• _WHAT IS REQUIRED_:
Set down every record below exactly as it stands, minus the pictures.

(Extracted data entries)

● ● ● ● ●

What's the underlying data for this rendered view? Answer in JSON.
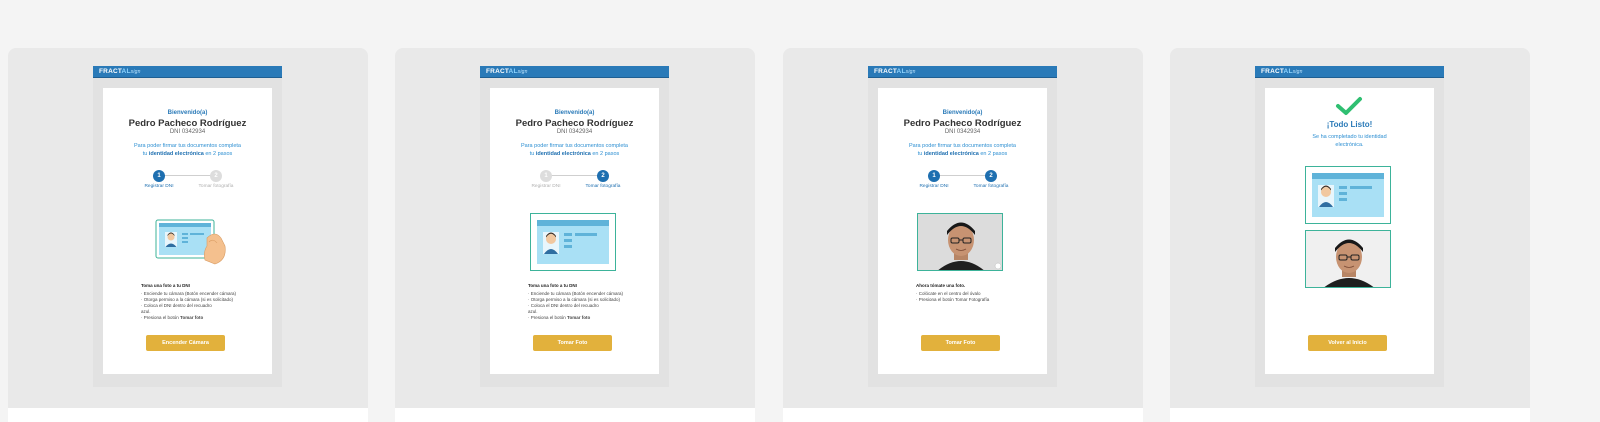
{
  "brand": {
    "logo_main": "FRACT",
    "logo_slash": "AL",
    "logo_sub": "sign"
  },
  "user": {
    "welcome": "Bienvenido(a)",
    "name": "Pedro Pacheco Rodríguez",
    "dni": "DNI 0342934"
  },
  "intro": {
    "line1": "Para poder firmar tus documentos completa",
    "pre": "tu ",
    "bold": "identidad electrónica",
    "post": " en 2 pasos"
  },
  "steps": [
    {
      "number": "1",
      "label": "Registrar DNI"
    },
    {
      "number": "2",
      "label": "Tomar fotografía"
    }
  ],
  "screen1": {
    "instr_title": "Toma una foto a tu DNI",
    "instr_lines": [
      "· Enciende tu cámara (Botón encender cámara)",
      "· Otorga permiso a la cámara (si es solicitado)",
      "· Coloca el DNI dentro del recuadro",
      "  azul.",
      "· Presiona el botón "
    ],
    "instr_bold": "Tomar foto",
    "button": "Encender Cámara"
  },
  "screen2": {
    "instr_title": "Toma una foto a tu DNI",
    "instr_lines": [
      "· Enciende tu cámara (Botón encender cámara)",
      "· Otorga permiso a la cámara (si es solicitado)",
      "· Coloca el DNI dentro del recuadro",
      "  azul.",
      "· Presiona el botón "
    ],
    "instr_bold": "Tomar foto",
    "button": "Tomar Foto"
  },
  "screen3": {
    "instr_title": "Ahora tómate una foto.",
    "instr_lines": [
      "· Colócate en el centro del óvalo",
      "· Presiona el botón Tomar Fotografía"
    ],
    "button": "Tomar Foto"
  },
  "screen4": {
    "title": "¡Todo Listo!",
    "message": "Se ha completado tu identidad electrónica.",
    "button": "Volver al Inicio"
  },
  "colors": {
    "primary": "#2a7ab8",
    "accent": "#e2b13c",
    "success": "#2fbf71",
    "frame": "#3db39a"
  }
}
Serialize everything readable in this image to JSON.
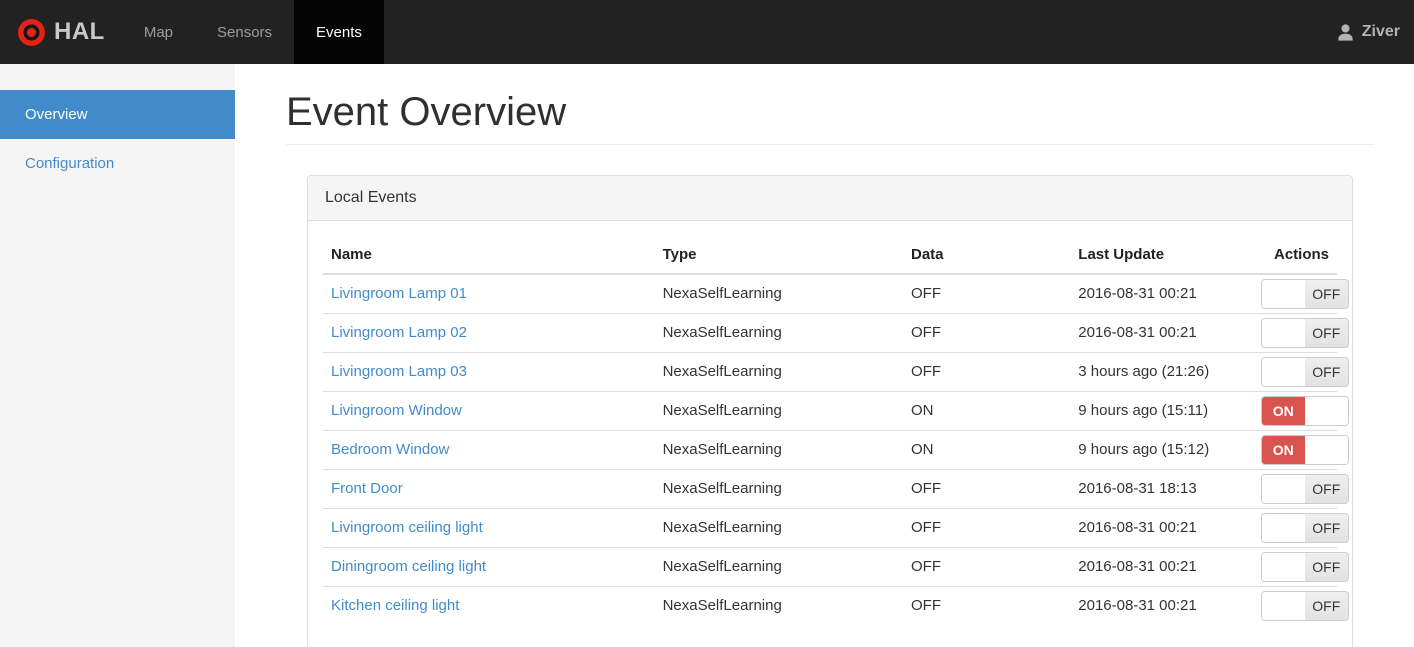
{
  "navbar": {
    "brand": "HAL",
    "items": [
      {
        "label": "Map",
        "active": false
      },
      {
        "label": "Sensors",
        "active": false
      },
      {
        "label": "Events",
        "active": true
      }
    ],
    "user": "Ziver"
  },
  "sidebar": {
    "items": [
      {
        "label": "Overview",
        "active": true
      },
      {
        "label": "Configuration",
        "active": false
      }
    ]
  },
  "main": {
    "title": "Event Overview",
    "panel": {
      "title": "Local Events",
      "table": {
        "columns": [
          "Name",
          "Type",
          "Data",
          "Last Update",
          "Actions"
        ],
        "rows": [
          {
            "name": "Livingroom Lamp 01",
            "type": "NexaSelfLearning",
            "data": "OFF",
            "last_update": "2016-08-31 00:21",
            "toggle": "OFF"
          },
          {
            "name": "Livingroom Lamp 02",
            "type": "NexaSelfLearning",
            "data": "OFF",
            "last_update": "2016-08-31 00:21",
            "toggle": "OFF"
          },
          {
            "name": "Livingroom Lamp 03",
            "type": "NexaSelfLearning",
            "data": "OFF",
            "last_update": "3 hours ago (21:26)",
            "toggle": "OFF"
          },
          {
            "name": "Livingroom Window",
            "type": "NexaSelfLearning",
            "data": "ON",
            "last_update": "9 hours ago (15:11)",
            "toggle": "ON"
          },
          {
            "name": "Bedroom Window",
            "type": "NexaSelfLearning",
            "data": "ON",
            "last_update": "9 hours ago (15:12)",
            "toggle": "ON"
          },
          {
            "name": "Front Door",
            "type": "NexaSelfLearning",
            "data": "OFF",
            "last_update": "2016-08-31 18:13",
            "toggle": "OFF"
          },
          {
            "name": "Livingroom ceiling light",
            "type": "NexaSelfLearning",
            "data": "OFF",
            "last_update": "2016-08-31 00:21",
            "toggle": "OFF"
          },
          {
            "name": "Diningroom ceiling light",
            "type": "NexaSelfLearning",
            "data": "OFF",
            "last_update": "2016-08-31 00:21",
            "toggle": "OFF"
          },
          {
            "name": "Kitchen ceiling light",
            "type": "NexaSelfLearning",
            "data": "OFF",
            "last_update": "2016-08-31 00:21",
            "toggle": "OFF"
          }
        ]
      }
    }
  },
  "toggle_labels": {
    "on": "ON",
    "off": "OFF"
  },
  "colors": {
    "navbar_bg": "#222222",
    "navbar_active_bg": "#040404",
    "accent_blue": "#428bca",
    "toggle_on_red": "#d9534f",
    "logo_red": "#e32219",
    "panel_border": "#dddddd",
    "sidebar_bg": "#f5f5f5"
  }
}
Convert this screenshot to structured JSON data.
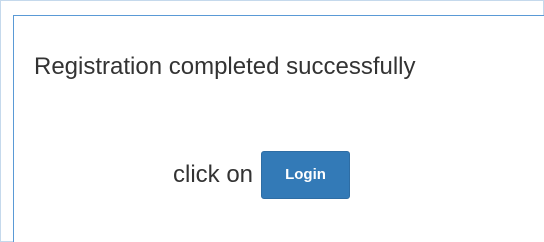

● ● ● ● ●

• _ANSWER_:
What's the underlying data for this rendered view? Answer in JSON.
{
  "brand": {
    "logo_main": "FRACT",
    "logo_slash": "AL",
    "logo_sub": "sign"
  },
  "user": {
    "welcome": "Bienvenido(a)",
    "name": "Pedro Pacheco Rodríguez",
    "dni": "DNI 0342934"
  },
  "intro": {
    "line1": "Para poder firmar tus documentos completa",
    "pre": "tu ",
    "bold": "identidad electrónica",
    "post": " en 2 pasos"
  },
  "steps": [
    {
      "number": "1",
      "label": "Registrar DNI"
    },
    {
      "number": "2",
      "label": "Tomar fotografía"
    }
  ],
  "screen1": {
    "instr_title": "Toma una foto a tu DNI",
    "instr_lines": [
      "· Enciende tu cámara (Botón encender cámara)",
      "· Otorga permiso a la cámara (si es solicitado)",
      "· Coloca el DNI dentro del recuadro",
      "  azul.",
      "· Presiona el botón "
    ],
    "instr_bold": "Tomar foto",
    "button": "Encender Cámara"
  },
  "screen2": {
    "instr_title": "Toma una foto a tu DNI",
    "instr_lines": [
      "· Enciende tu cámara (Botón encender cámara)",
      "· Otorga permiso a la cámara (si es solicitado)",
      "· Coloca el DNI dentro del recuadro",
      "  azul.",
      "· Presiona el botón "
    ],
    "instr_bold": "Tomar foto",
    "button": "Tomar Foto"
  },
  "screen3": {
    "instr_title": "Ahora tómate una foto.",
    "instr_lines": [
      "· Colócate en el centro del óvalo",
      "· Presiona el botón Tomar Fotografía"
    ],
    "button": "Tomar Foto"
  },
  "screen4": {
    "title": "¡Todo Listo!",
    "message": "Se ha completado tu identidad electrónica.",
    "button": "Volver al Inicio"
  },
  "colors": {
    "primary": "#2a7ab8",
    "accent": "#e2b13c",
    "success": "#2fbf71",
    "frame": "#3db39a"
  }
}
Serialize everything readable in this image to JSON.
{
  "navbar": {
    "brand": "HAL",
    "items": [
      {
        "label": "Map",
        "active": false
      },
      {
        "label": "Sensors",
        "active": false
      },
      {
        "label": "Events",
        "active": true
      }
    ],
    "user": "Ziver"
  },
  "sidebar": {
    "items": [
      {
        "label": "Overview",
        "active": true
      },
      {
        "label": "Configuration",
        "active": false
      }
    ]
  },
  "main": {
    "title": "Event Overview",
    "panel": {
      "title": "Local Events",
      "table": {
        "columns": [
          "Name",
          "Type",
          "Data",
          "Last Update",
          "Actions"
        ],
        "rows": [
          {
            "name": "Livingroom Lamp 01",
            "type": "NexaSelfLearning",
            "data": "OFF",
            "last_update": "2016-08-31 00:21",
            "toggle": "OFF"
          },
          {
            "name": "Livingroom Lamp 02",
            "type": "NexaSelfLearning",
            "data": "OFF",
            "last_update": "2016-08-31 00:21",
            "toggle": "OFF"
          },
          {
            "name": "Livingroom Lamp 03",
            "type": "NexaSelfLearning",
            "data": "OFF",
            "last_update": "3 hours ago (21:26)",
            "toggle": "OFF"
          },
          {
            "name": "Livingroom Window",
            "type": "NexaSelfLearning",
            "data": "ON",
            "last_update": "9 hours ago (15:11)",
            "toggle": "ON"
          },
          {
            "name": "Bedroom Window",
            "type": "NexaSelfLearning",
            "data": "ON",
            "last_update": "9 hours ago (15:12)",
            "toggle": "ON"
          },
          {
            "name": "Front Door",
            "type": "NexaSelfLearning",
            "data": "OFF",
            "last_update": "2016-08-31 18:13",
            "toggle": "OFF"
          },
          {
            "name": "Livingroom ceiling light",
            "type": "NexaSelfLearning",
            "data": "OFF",
            "last_update": "2016-08-31 00:21",
            "toggle": "OFF"
          },
          {
            "name": "Diningroom ceiling light",
            "type": "NexaSelfLearning",
            "data": "OFF",
            "last_update": "2016-08-31 00:21",
            "toggle": "OFF"
          },
          {
            "name": "Kitchen ceiling light",
            "type": "NexaSelfLearning",
            "data": "OFF",
            "last_update": "2016-08-31 00:21",
            "toggle": "OFF"
          }
        ]
      }
    }
  },
  "toggle_labels": {
    "on": "ON",
    "off": "OFF"
  },
  "colors": {
    "navbar_bg": "#222222",
    "navbar_active_bg": "#040404",
    "accent_blue": "#428bca",
    "toggle_on_red": "#d9534f",
    "logo_red": "#e32219",
    "panel_border": "#dddddd",
    "sidebar_bg": "#f5f5f5"
  }
}
Convert this screenshot to structured JSON data.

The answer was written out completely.